■ Exercise directions ■
Word for word, please restate each record and pass over the pictures.

■ Records for the task ■

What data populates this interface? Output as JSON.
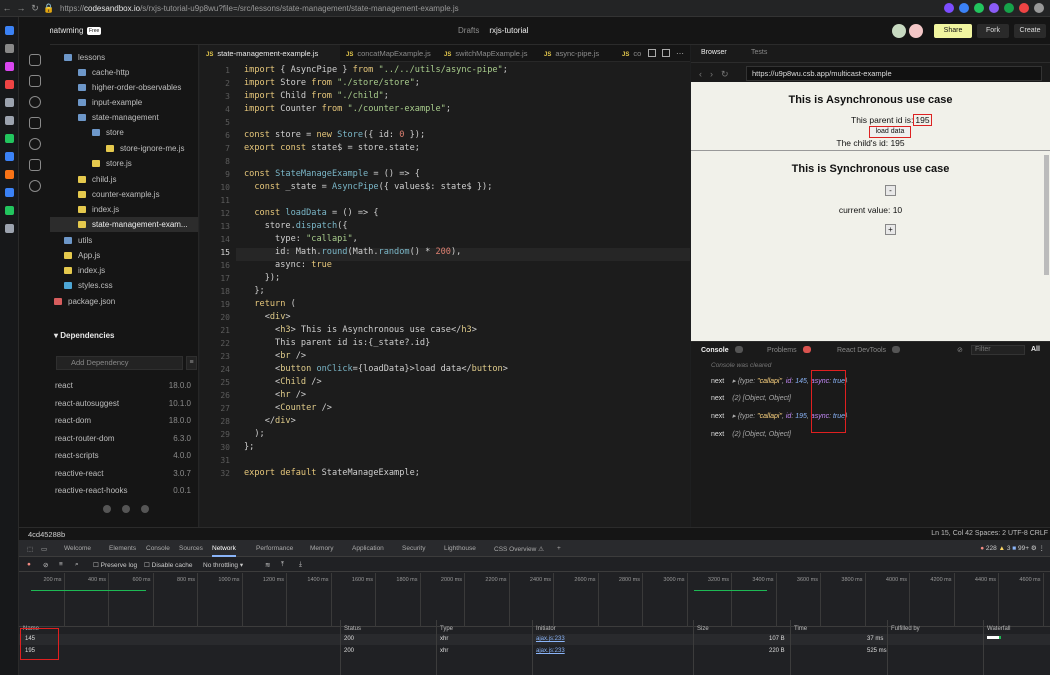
{
  "browser": {
    "url_prefix": "https://",
    "url_host": "codesandbox.io",
    "url_path": "/s/rxjs-tutorial-u9p8wu?file=/src/lessons/state-management/state-management-example.js"
  },
  "topbar": {
    "user": "matwming",
    "badge": "Free",
    "crumb_parent": "Drafts",
    "crumb_current": "rxjs-tutorial",
    "share": "Share",
    "fork": "Fork",
    "create": "Create"
  },
  "explorer": {
    "items": [
      {
        "label": "lessons",
        "type": "folder"
      },
      {
        "label": "cache-http",
        "type": "folder"
      },
      {
        "label": "higher-order-observables",
        "type": "folder"
      },
      {
        "label": "input-example",
        "type": "folder"
      },
      {
        "label": "state-management",
        "type": "folder"
      },
      {
        "label": "store",
        "type": "folder"
      },
      {
        "label": "store-ignore-me.js",
        "type": "js"
      },
      {
        "label": "store.js",
        "type": "js"
      },
      {
        "label": "child.js",
        "type": "js"
      },
      {
        "label": "counter-example.js",
        "type": "js"
      },
      {
        "label": "index.js",
        "type": "js"
      },
      {
        "label": "state-management-exam...",
        "type": "js"
      },
      {
        "label": "utils",
        "type": "folder"
      },
      {
        "label": "App.js",
        "type": "js"
      },
      {
        "label": "index.js",
        "type": "js"
      },
      {
        "label": "styles.css",
        "type": "css"
      },
      {
        "label": "package.json",
        "type": "json"
      }
    ],
    "dependencies_title": "Dependencies",
    "dep_placeholder": "Add Dependency",
    "dependencies": [
      {
        "name": "react",
        "version": "18.0.0"
      },
      {
        "name": "react-autosuggest",
        "version": "10.1.0"
      },
      {
        "name": "react-dom",
        "version": "18.0.0"
      },
      {
        "name": "react-router-dom",
        "version": "6.3.0"
      },
      {
        "name": "react-scripts",
        "version": "4.0.0"
      },
      {
        "name": "reactive-react",
        "version": "3.0.7"
      },
      {
        "name": "reactive-react-hooks",
        "version": "0.0.1"
      }
    ]
  },
  "editor": {
    "tabs": [
      "state-management-example.js",
      "concatMapExample.js",
      "switchMapExample.js",
      "async-pipe.js",
      "co"
    ],
    "current_line": 15
  },
  "status": {
    "commit": "4cd45288b",
    "position": "Ln 15, Col 42   Spaces: 2   UTF-8   CRLF"
  },
  "preview": {
    "tabs": [
      "Browser",
      "Tests"
    ],
    "url": "https://u9p8wu.csb.app/multicast-example",
    "async_title": "This is Asynchronous use case",
    "parent_label": "This parent id is:",
    "parent_value": "195",
    "load_button": "load data",
    "child_label": "The child's id: 195",
    "sync_title": "This is Synchronous use case",
    "minus": "-",
    "current_value": "current value: 10",
    "plus": "+"
  },
  "console": {
    "tabs": [
      "Console",
      "Problems",
      "React DevTools"
    ],
    "filter_placeholder": "Filter",
    "level": "All",
    "cleared": "Console was cleared",
    "rows": [
      {
        "label": "next",
        "text": "{type: \"callapi\", id: 145, async: true}"
      },
      {
        "label": "next",
        "text": "(2) [Object, Object]"
      },
      {
        "label": "next",
        "text": "{type: \"callapi\", id: 195, async: true}"
      },
      {
        "label": "next",
        "text": "(2) [Object, Object]"
      }
    ]
  },
  "devtools": {
    "tabs": [
      "Welcome",
      "Elements",
      "Console",
      "Sources",
      "Network",
      "Performance",
      "Memory",
      "Application",
      "Security",
      "Lighthouse",
      "CSS Overview ⚠"
    ],
    "errors": "228",
    "warnings": "3",
    "issues": "99+",
    "preserve_log": "Preserve log",
    "disable_cache": "Disable cache",
    "throttling": "No throttling",
    "ticks": [
      "200 ms",
      "400 ms",
      "600 ms",
      "800 ms",
      "1000 ms",
      "1200 ms",
      "1400 ms",
      "1600 ms",
      "1800 ms",
      "2000 ms",
      "2200 ms",
      "2400 ms",
      "2600 ms",
      "2800 ms",
      "3000 ms",
      "3200 ms",
      "3400 ms",
      "3600 ms",
      "3800 ms",
      "4000 ms",
      "4200 ms",
      "4400 ms",
      "4600 ms"
    ],
    "columns": [
      "Name",
      "Status",
      "Type",
      "Initiator",
      "Size",
      "Time",
      "Fulfilled by",
      "Waterfall"
    ],
    "rows": [
      {
        "name": "145",
        "status": "200",
        "type": "xhr",
        "initiator": "ajax.js:233",
        "size": "107 B",
        "time": "37 ms"
      },
      {
        "name": "195",
        "status": "200",
        "type": "xhr",
        "initiator": "ajax.js:233",
        "size": "220 B",
        "time": "525 ms"
      }
    ]
  }
}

■ Your solution ■
What data populates this interface? Output as JSON.
{
  "browser": {
    "url_prefix": "https://",
    "url_host": "codesandbox.io",
    "url_path": "/s/rxjs-tutorial-u9p8wu?file=/src/lessons/state-management/state-management-example.js"
  },
  "topbar": {
    "user": "matwming",
    "badge": "Free",
    "crumb_parent": "Drafts",
    "crumb_current": "rxjs-tutorial",
    "share": "Share",
    "fork": "Fork",
    "create": "Create"
  },
  "explorer": {
    "items": [
      {
        "label": "lessons",
        "type": "folder"
      },
      {
        "label": "cache-http",
        "type": "folder"
      },
      {
        "label": "higher-order-observables",
        "type": "folder"
      },
      {
        "label": "input-example",
        "type": "folder"
      },
      {
        "label": "state-management",
        "type": "folder"
      },
      {
        "label": "store",
        "type": "folder"
      },
      {
        "label": "store-ignore-me.js",
        "type": "js"
      },
      {
        "label": "store.js",
        "type": "js"
      },
      {
        "label": "child.js",
        "type": "js"
      },
      {
        "label": "counter-example.js",
        "type": "js"
      },
      {
        "label": "index.js",
        "type": "js"
      },
      {
        "label": "state-management-exam...",
        "type": "js"
      },
      {
        "label": "utils",
        "type": "folder"
      },
      {
        "label": "App.js",
        "type": "js"
      },
      {
        "label": "index.js",
        "type": "js"
      },
      {
        "label": "styles.css",
        "type": "css"
      },
      {
        "label": "package.json",
        "type": "json"
      }
    ],
    "dependencies_title": "Dependencies",
    "dep_placeholder": "Add Dependency",
    "dependencies": [
      {
        "name": "react",
        "version": "18.0.0"
      },
      {
        "name": "react-autosuggest",
        "version": "10.1.0"
      },
      {
        "name": "react-dom",
        "version": "18.0.0"
      },
      {
        "name": "react-router-dom",
        "version": "6.3.0"
      },
      {
        "name": "react-scripts",
        "version": "4.0.0"
      },
      {
        "name": "reactive-react",
        "version": "3.0.7"
      },
      {
        "name": "reactive-react-hooks",
        "version": "0.0.1"
      }
    ]
  },
  "editor": {
    "tabs": [
      "state-management-example.js",
      "concatMapExample.js",
      "switchMapExample.js",
      "async-pipe.js",
      "co"
    ],
    "current_line": 15
  },
  "status": {
    "commit": "4cd45288b",
    "position": "Ln 15, Col 42   Spaces: 2   UTF-8   CRLF"
  },
  "preview": {
    "tabs": [
      "Browser",
      "Tests"
    ],
    "url": "https://u9p8wu.csb.app/multicast-example",
    "async_title": "This is Asynchronous use case",
    "parent_label": "This parent id is:",
    "parent_value": "195",
    "load_button": "load data",
    "child_label": "The child's id: 195",
    "sync_title": "This is Synchronous use case",
    "minus": "-",
    "current_value": "current value: 10",
    "plus": "+"
  },
  "console": {
    "tabs": [
      "Console",
      "Problems",
      "React DevTools"
    ],
    "filter_placeholder": "Filter",
    "level": "All",
    "cleared": "Console was cleared",
    "rows": [
      {
        "label": "next",
        "text": "{type: \"callapi\", id: 145, async: true}"
      },
      {
        "label": "next",
        "text": "(2) [Object, Object]"
      },
      {
        "label": "next",
        "text": "{type: \"callapi\", id: 195, async: true}"
      },
      {
        "label": "next",
        "text": "(2) [Object, Object]"
      }
    ]
  },
  "devtools": {
    "tabs": [
      "Welcome",
      "Elements",
      "Console",
      "Sources",
      "Network",
      "Performance",
      "Memory",
      "Application",
      "Security",
      "Lighthouse",
      "CSS Overview ⚠"
    ],
    "errors": "228",
    "warnings": "3",
    "issues": "99+",
    "preserve_log": "Preserve log",
    "disable_cache": "Disable cache",
    "throttling": "No throttling",
    "ticks": [
      "200 ms",
      "400 ms",
      "600 ms",
      "800 ms",
      "1000 ms",
      "1200 ms",
      "1400 ms",
      "1600 ms",
      "1800 ms",
      "2000 ms",
      "2200 ms",
      "2400 ms",
      "2600 ms",
      "2800 ms",
      "3000 ms",
      "3200 ms",
      "3400 ms",
      "3600 ms",
      "3800 ms",
      "4000 ms",
      "4200 ms",
      "4400 ms",
      "4600 ms"
    ],
    "columns": [
      "Name",
      "Status",
      "Type",
      "Initiator",
      "Size",
      "Time",
      "Fulfilled by",
      "Waterfall"
    ],
    "rows": [
      {
        "name": "145",
        "status": "200",
        "type": "xhr",
        "initiator": "ajax.js:233",
        "size": "107 B",
        "time": "37 ms"
      },
      {
        "name": "195",
        "status": "200",
        "type": "xhr",
        "initiator": "ajax.js:233",
        "size": "220 B",
        "time": "525 ms"
      }
    ]
  }
}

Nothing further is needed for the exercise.